ASC 740 prescribes a recognition threshold and a measurement attribute for the financial statement recognition and measurement of tax positions taken or expected to be taken in a tax return. For those benefits to be recognized, a tax position must be more likely than not to be sustained upon examination by taxing authorities. The Company recognizes accrued interest and penalties related to unrecognized tax benefits as income tax expense. There were no unrecognized tax benefits and no amounts accrued for interest and penalties as of December 31, 2021 and 2020. The Company is currently not aware of any issues under review that could result in significant payments, accruals or material deviation from its position. The Company is subject to income tax examinations by major taxing authorities since inception.
Risks and Uncertainties

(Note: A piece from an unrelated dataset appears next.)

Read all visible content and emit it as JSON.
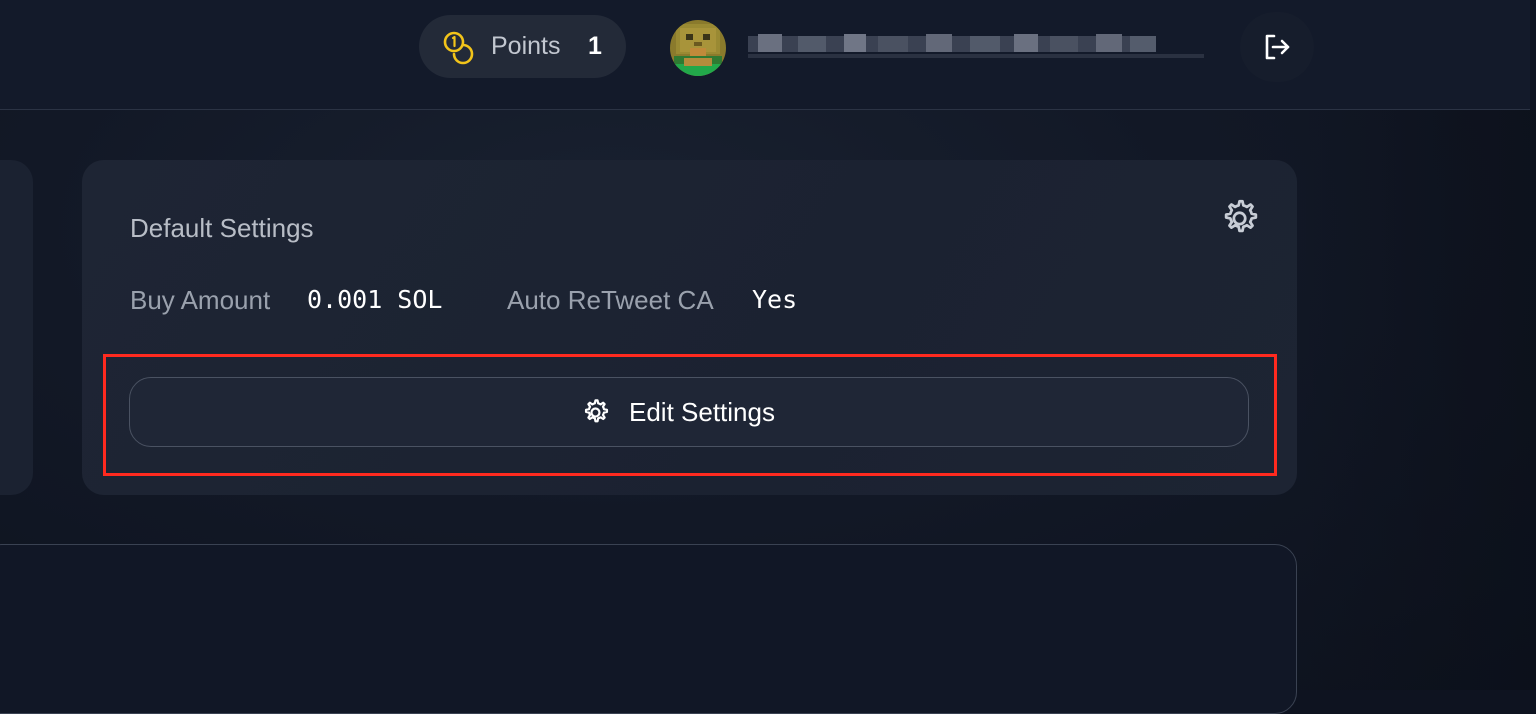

Management continues to evaluate the impact of the COVID-19 pandemic on the Company’s financial statements and has concluded that while it is reasonably possible that the virus could have a negative effect on the Company’s financial position, results of operations and/or search for a target company, the specific impact is not readily determinable as of the date of the financial statements. The financial statements do not include any adjustments that might result from the outcome of this uncertainty.
Recent Accounting Standards
In August 2020, the FASB issued Accounting Standards Update (“ASU”) 2020-06, Debt — Debt with Conversion and Other Options (Subtopic 470-20) and Derivatives and Hedging — Contracts in Entity’s Own Equity (Subtopic 815-40) (“ASU 2020-06”) to simplify accounting for certain financial instruments. ASU 2020-06 eliminates the current models that require separation of beneficial conversion and cash conversion features from convertible instruments and simplifies the derivative scope exception guidance pertaining to equity classification of contracts in an entity’s own equity. The new standard also introduces additional disclosures for convertible debt and freestanding instruments that are indexed to and settled in an entity’s own equity. ASU 2020-06 amends the diluted earnings per share guidance, including the requirement to use the if-converted method for all convertible instruments. ASU 2020-06 is effective January 1, 2024 and should be applied on a full or modified retrospective basis, with early adoption permitted beginning on January 1, 2021. The Company is currently assessing the impact, if any, that ASU 2020-06 would have on its financial position, results of operations or cash flows.
Management does not believe that any recently issued, but not effective, accounting standards, if currently adopted, would have a material effect on the Company’s financial statements.
The entire disclosure for all significant accounting policies of the reporting entity.
Reference 1: http://www.xbrl.org/2003/role/disclosureRef